He held the theory that it is the good in a man that goes astray, and that ought to alarm and warn his fellows; and that vice, after all, is an excess of a virtue. With none of the pugnacity of a partisan, he shows a certain adroitness in confessing the weaknesses of his heroes, that makes a direct appeal to the generosity of the reader. Moreover, by taking the stand that all religions are of human origin, and that the religion of the future will be founded on the love of man for man, without regard to prevailing theologic conceptions of the Deity, he wrote in a comfortable and tolerant state of philosophic skepticism. With these qualities and characteristics, with enormous powers of industry and application, he sent out from his study a long list of books, which became the most popular series of biographies in America.

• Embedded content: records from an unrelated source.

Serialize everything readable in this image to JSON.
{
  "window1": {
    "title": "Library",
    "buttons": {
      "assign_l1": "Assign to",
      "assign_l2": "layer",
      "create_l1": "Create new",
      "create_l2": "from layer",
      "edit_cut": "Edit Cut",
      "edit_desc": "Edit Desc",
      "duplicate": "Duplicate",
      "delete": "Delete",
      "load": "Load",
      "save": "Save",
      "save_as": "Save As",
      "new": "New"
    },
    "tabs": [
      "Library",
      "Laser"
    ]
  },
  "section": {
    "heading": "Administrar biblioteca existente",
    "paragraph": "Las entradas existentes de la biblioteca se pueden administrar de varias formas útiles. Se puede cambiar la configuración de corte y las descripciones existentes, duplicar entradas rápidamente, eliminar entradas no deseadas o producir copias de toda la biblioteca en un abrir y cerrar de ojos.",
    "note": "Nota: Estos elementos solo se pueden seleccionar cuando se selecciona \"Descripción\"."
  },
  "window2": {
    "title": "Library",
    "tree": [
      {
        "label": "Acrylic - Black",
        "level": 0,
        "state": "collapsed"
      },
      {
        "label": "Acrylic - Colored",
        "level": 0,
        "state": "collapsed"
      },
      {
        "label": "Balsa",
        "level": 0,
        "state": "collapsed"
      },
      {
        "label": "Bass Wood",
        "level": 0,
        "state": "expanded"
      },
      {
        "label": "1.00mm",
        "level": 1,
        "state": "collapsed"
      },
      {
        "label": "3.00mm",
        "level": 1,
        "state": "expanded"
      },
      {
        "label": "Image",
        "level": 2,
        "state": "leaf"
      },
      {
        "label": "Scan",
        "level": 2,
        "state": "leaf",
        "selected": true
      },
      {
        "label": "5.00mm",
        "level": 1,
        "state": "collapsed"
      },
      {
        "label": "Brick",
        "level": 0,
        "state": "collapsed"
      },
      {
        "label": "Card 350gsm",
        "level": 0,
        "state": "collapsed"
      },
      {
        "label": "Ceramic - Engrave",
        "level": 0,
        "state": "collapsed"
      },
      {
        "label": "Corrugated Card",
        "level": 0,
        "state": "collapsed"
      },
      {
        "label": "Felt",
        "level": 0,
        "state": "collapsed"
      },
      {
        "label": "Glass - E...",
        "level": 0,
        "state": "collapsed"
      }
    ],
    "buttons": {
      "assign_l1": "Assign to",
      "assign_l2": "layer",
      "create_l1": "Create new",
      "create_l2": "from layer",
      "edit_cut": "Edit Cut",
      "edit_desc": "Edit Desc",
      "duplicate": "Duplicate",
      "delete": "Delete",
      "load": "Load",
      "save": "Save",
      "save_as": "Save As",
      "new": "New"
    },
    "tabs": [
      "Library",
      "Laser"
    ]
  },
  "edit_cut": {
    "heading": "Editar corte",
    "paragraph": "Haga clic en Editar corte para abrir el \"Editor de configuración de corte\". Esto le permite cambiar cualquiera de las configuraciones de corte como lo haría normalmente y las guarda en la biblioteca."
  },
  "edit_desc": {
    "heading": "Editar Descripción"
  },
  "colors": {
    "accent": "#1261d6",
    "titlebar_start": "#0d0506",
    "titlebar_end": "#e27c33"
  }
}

The life of Greeley was followed three years later by that of Aaron Burr. In this book Parton chose the period most interesting in the history of the United States,—that after the Revolution. Old things had passed away; the conquering Democratic party had arisen; the States had become America, and the strange contradictory figure who had helped to make them so had passed by, rising in glory and setting in mysterious gloom. This life of Burr, vivid, picturesque, and swift-moving, is as entertaining to-day as when it appeared in 1858.

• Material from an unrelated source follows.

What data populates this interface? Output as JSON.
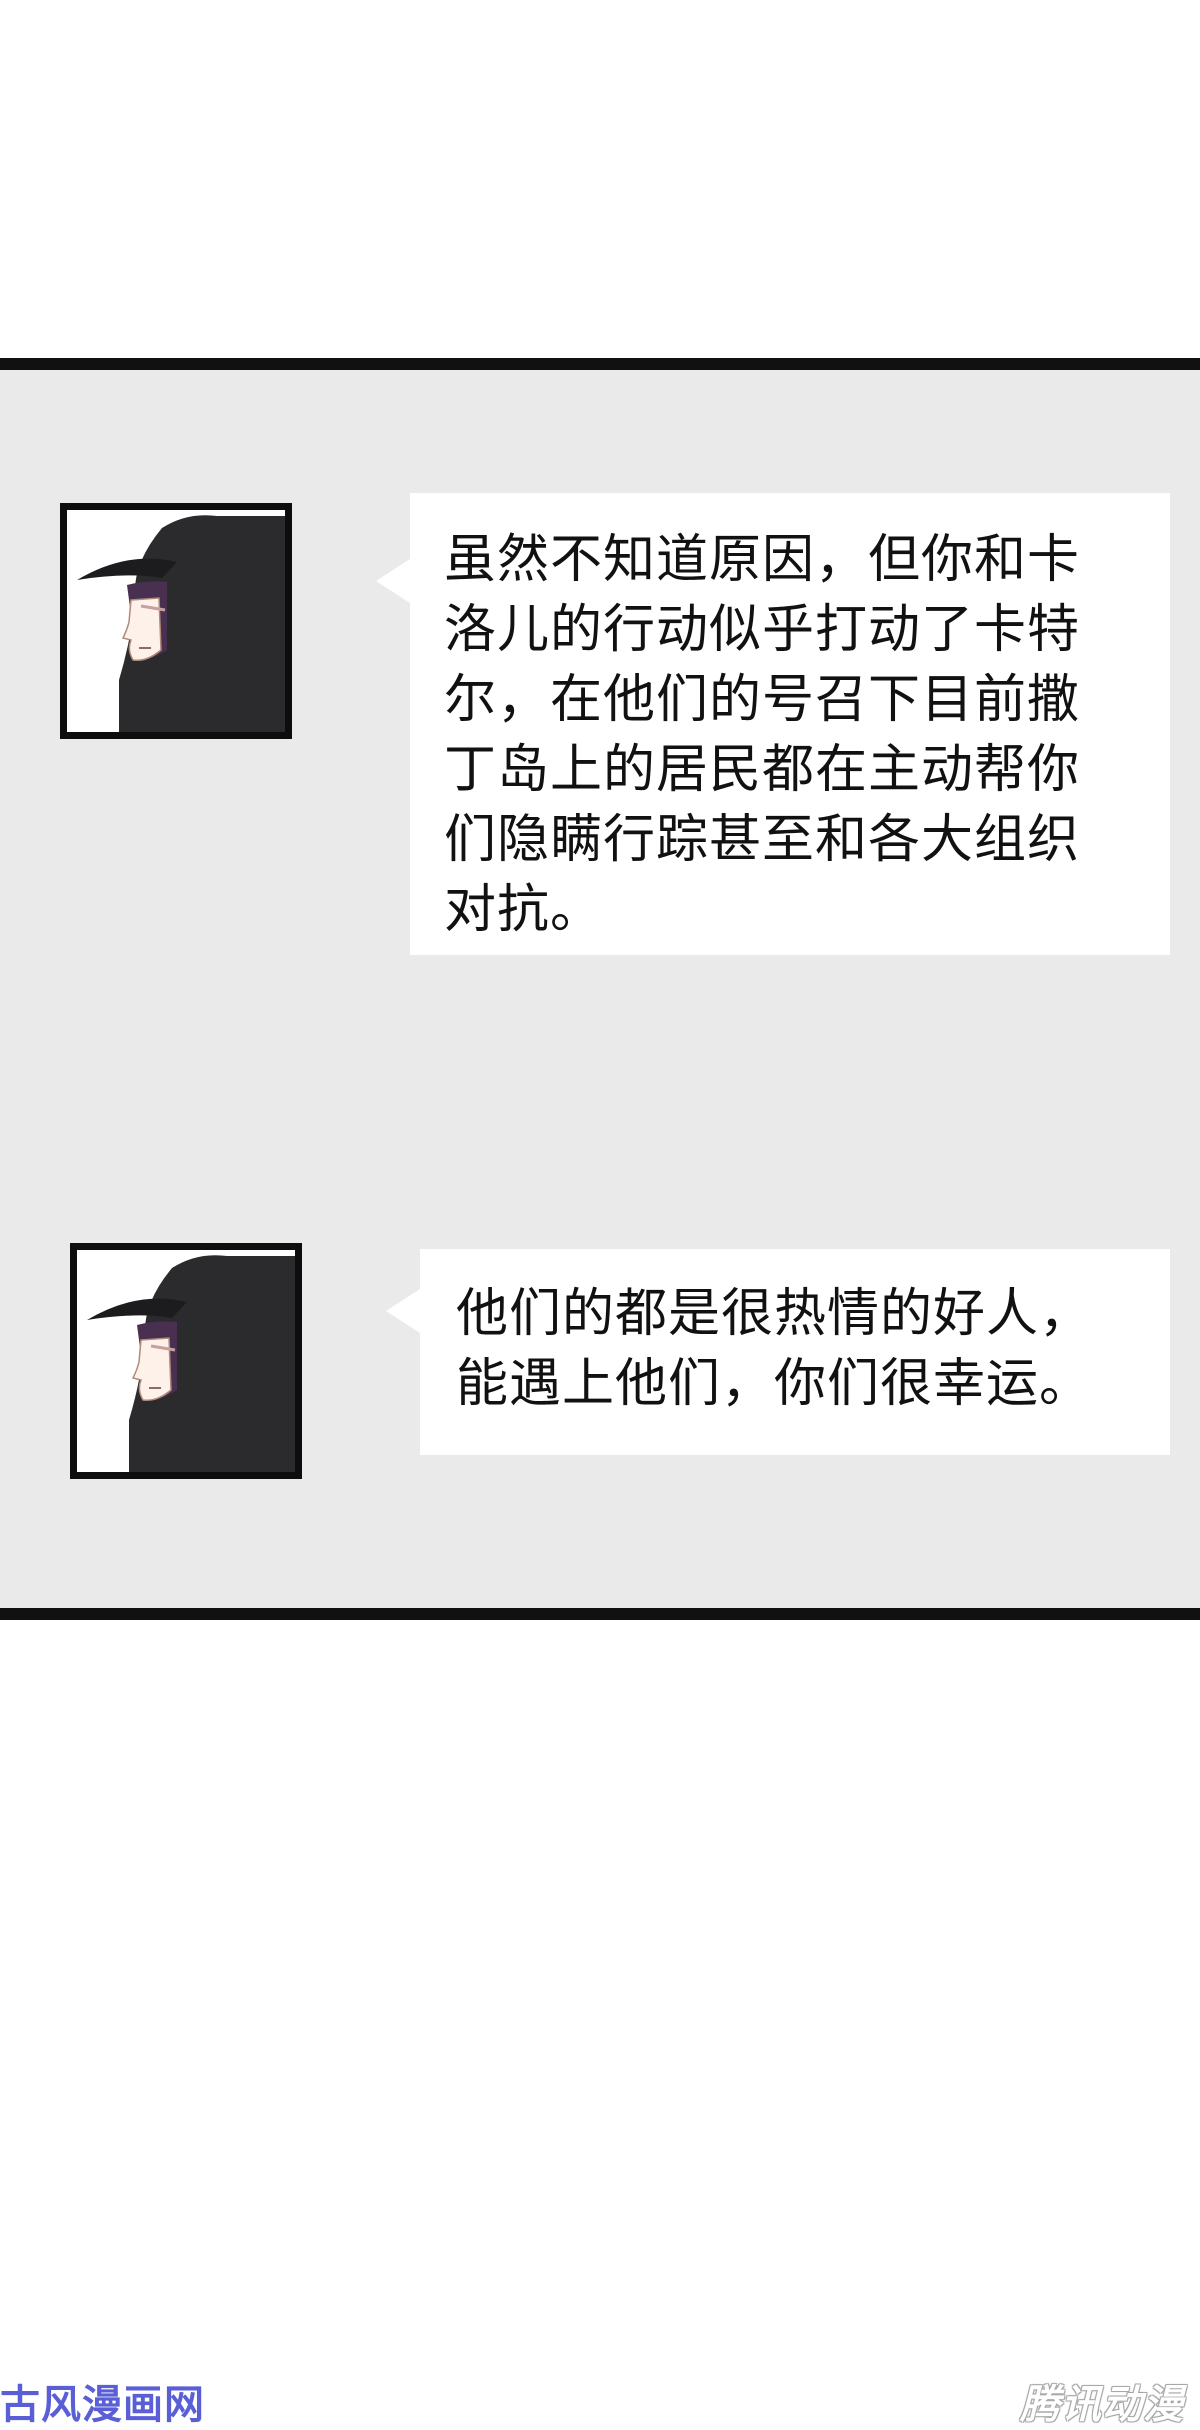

His ‘Jefferson’ and ‘Andrew Jackson’ are in a way quite as interesting, although the task of writing them was perhaps not so congenial; for Parton, heart and soul a Democrat, had no occasion to use therein that peculiar talent for defense which is so conspicuous in his lives of Burr and Voltaire. Both the ‘Jefferson’ and ‘Jackson,’ though pieces of special pleading, have the picturesqueness and eventfulness of well-constructed fiction, while they are never consciously untrue to fact. Their chief value, however, lies less perhaps in their literary quality, or in their erudition, than in their contribution of much curious information and personal anecdote gathered from out-of-the-way sources, and put before the reader in an entertaining form. No man was ever freer from what Macaulay calls the “disease of admiration”; but on the other hand, none knew better how not to belittle great deeds and noble aspirations. His respect for success never chilled his sympathy with failure, and he had an instinct for discerning the causes of both failure and success.

In 1877 appeared his ‘Caricature and other Comic Art,’ a book showing much study, keen humor, and the historic sense. Indeed, the book, though seeming to exhibit a deviation from his familiar path, is really a contribution to political history.

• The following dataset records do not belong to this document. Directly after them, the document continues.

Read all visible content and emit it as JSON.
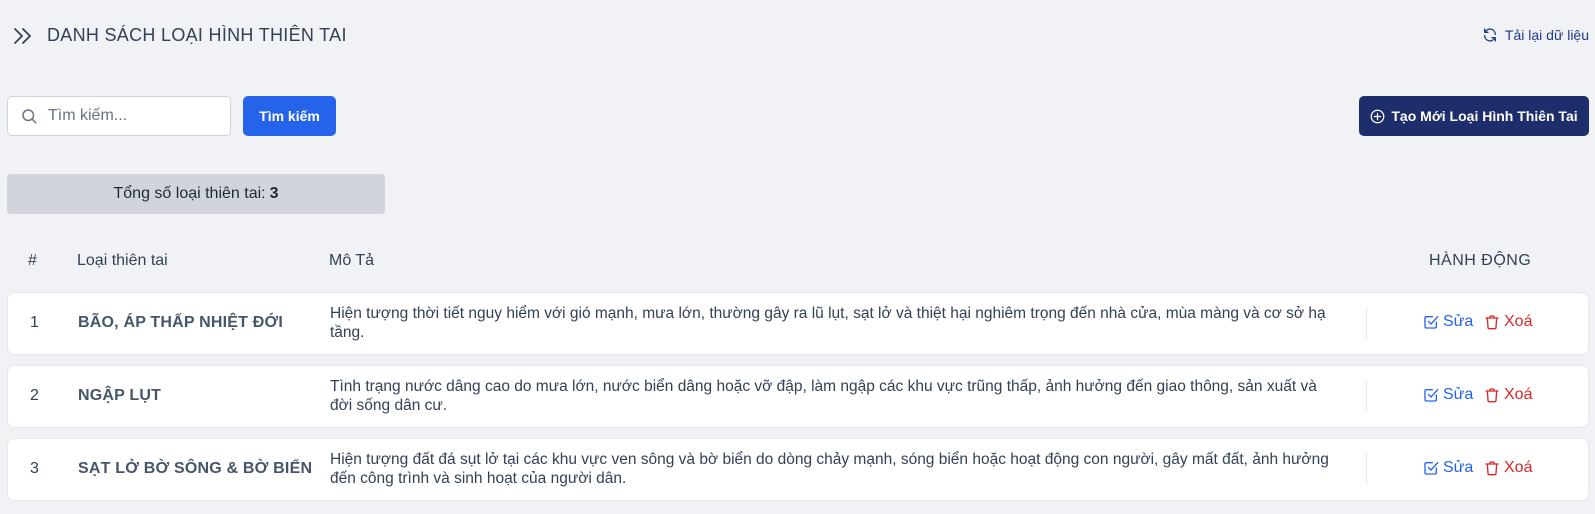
{
  "header": {
    "title": "DANH SÁCH LOẠI HÌNH THIÊN TAI",
    "reload_label": "Tải lại dữ liệu"
  },
  "search": {
    "placeholder": "Tìm kiếm...",
    "button_label": "Tìm kiếm"
  },
  "create_button_label": "Tạo Mới Loại Hình Thiên Tai",
  "summary": {
    "label": "Tổng số loại thiên tai:",
    "count": "3"
  },
  "table": {
    "headers": {
      "num": "#",
      "type": "Loại thiên tai",
      "description": "Mô Tả",
      "action": "HÀNH ĐỘNG"
    },
    "rows": [
      {
        "num": "1",
        "type": "BÃO, ÁP THẤP NHIỆT ĐỚI",
        "description": "Hiện tượng thời tiết nguy hiểm với gió mạnh, mưa lớn, thường gây ra lũ lụt, sạt lở và thiệt hại nghiêm trọng đến nhà cửa, mùa màng và cơ sở hạ tầng.",
        "edit_label": "Sửa",
        "delete_label": "Xoá"
      },
      {
        "num": "2",
        "type": "NGẬP LỤT",
        "description": "Tình trạng nước dâng cao do mưa lớn, nước biển dâng hoặc vỡ đập, làm ngập các khu vực trũng thấp, ảnh hưởng đến giao thông, sản xuất và đời sống dân cư.",
        "edit_label": "Sửa",
        "delete_label": "Xoá"
      },
      {
        "num": "3",
        "type": "SẠT LỞ BỜ SÔNG & BỜ BIỂN",
        "description": "Hiện tượng đất đá sụt lở tại các khu vực ven sông và bờ biển do dòng chảy mạnh, sóng biển hoặc hoạt động con người, gây mất đất, ảnh hưởng đến công trình và sinh hoạt của người dân.",
        "edit_label": "Sửa",
        "delete_label": "Xoá"
      }
    ]
  },
  "colors": {
    "primary": "#2563eb",
    "create_button": "#1e2d6b",
    "danger": "#dc2626",
    "background": "#f1f2f5"
  },
  "icons": {
    "expand": "double-chevron-right-icon",
    "reload": "refresh-icon",
    "search": "search-icon",
    "create": "plus-circle-icon",
    "edit": "edit-check-icon",
    "delete": "trash-icon"
  }
}
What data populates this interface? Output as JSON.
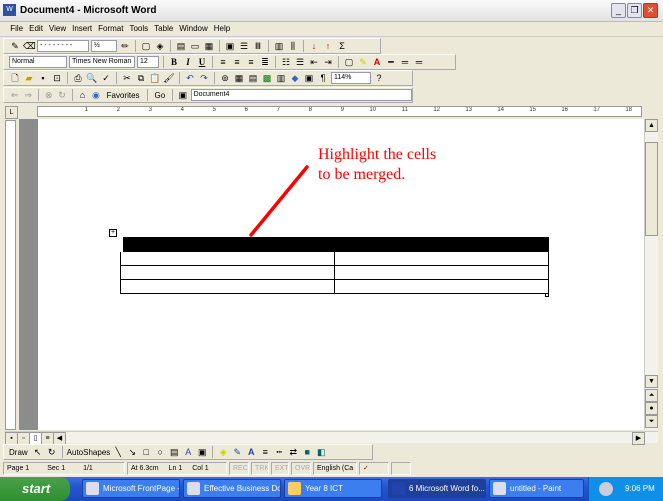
{
  "window": {
    "title": "Document4 - Microsoft Word",
    "app_icon": "W"
  },
  "menu": [
    "File",
    "Edit",
    "View",
    "Insert",
    "Format",
    "Tools",
    "Table",
    "Window",
    "Help"
  ],
  "toolbars": {
    "tables_borders": {
      "line_style": "- - - - - - - -",
      "line_weight": "½"
    },
    "formatting": {
      "style": "Normal",
      "font": "Times New Roman",
      "size": "12",
      "bold": "B",
      "italic": "I",
      "underline": "U"
    },
    "standard": {
      "zoom": "114%",
      "pilcrow": "¶"
    },
    "web": {
      "favorites": "Favorites",
      "go": "Go",
      "address": "Document4"
    }
  },
  "ruler": {
    "labels": [
      "1",
      "2",
      "3",
      "4",
      "5",
      "6",
      "7",
      "8",
      "9",
      "10",
      "11",
      "12",
      "13",
      "14",
      "15",
      "16",
      "17",
      "18"
    ]
  },
  "document": {
    "annotation_line1": "Highlight the cells",
    "annotation_line2": "to be merged.",
    "annotation_color": "#ff0000",
    "table_rows": 4,
    "table_cols": 2,
    "selected_row": 1
  },
  "drawing": {
    "draw": "Draw",
    "autoshapes": "AutoShapes"
  },
  "status": {
    "page": "Page 1",
    "sec": "Sec 1",
    "pages": "1/1",
    "at": "At 6.3cm",
    "ln": "Ln 1",
    "col": "Col 1",
    "rec": "REC",
    "trk": "TRK",
    "ext": "EXT",
    "ovr": "OVR",
    "language": "English (Ca"
  },
  "taskbar": {
    "start": "start",
    "tasks": [
      "Microsoft FrontPage -...",
      "Effective Business Do...",
      "Year 8 ICT",
      "6 Microsoft Word fo...",
      "untitled - Paint"
    ],
    "clock": "9:06 PM"
  }
}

In 1881 appeared Parton’s life of Voltaire, on which he had spent more than twenty years of study. His admiration for his hero was unbounded; and his accumulation of facts, anecdotes, and letters throwing light upon the time is amazing. It is true that Parton had reasoned out no philosophy of history that prompted him to portray a system of morals or politics. He did not concern himself with theories of objective or subjective influences. Yet whatever this biography may lack, it remains, as an eminent English critic has declared, a genuine life of Voltaire, and not a critique upon his life and character like the works of Strauss and Morley. It is a life which makes the English and American public for the first time acquainted with the great Frenchman, somewhat in the same sense in which they have long been acquainted with Johnson or Scott. This book, a labor of love, was Parton’s last serious production, though his busy pen was never laid aside during his lifetime; and his name appears on the title-page of several compilations, collections of brief biographies, and essays. He died at Newburyport, Massachusetts, October 16th, 1891.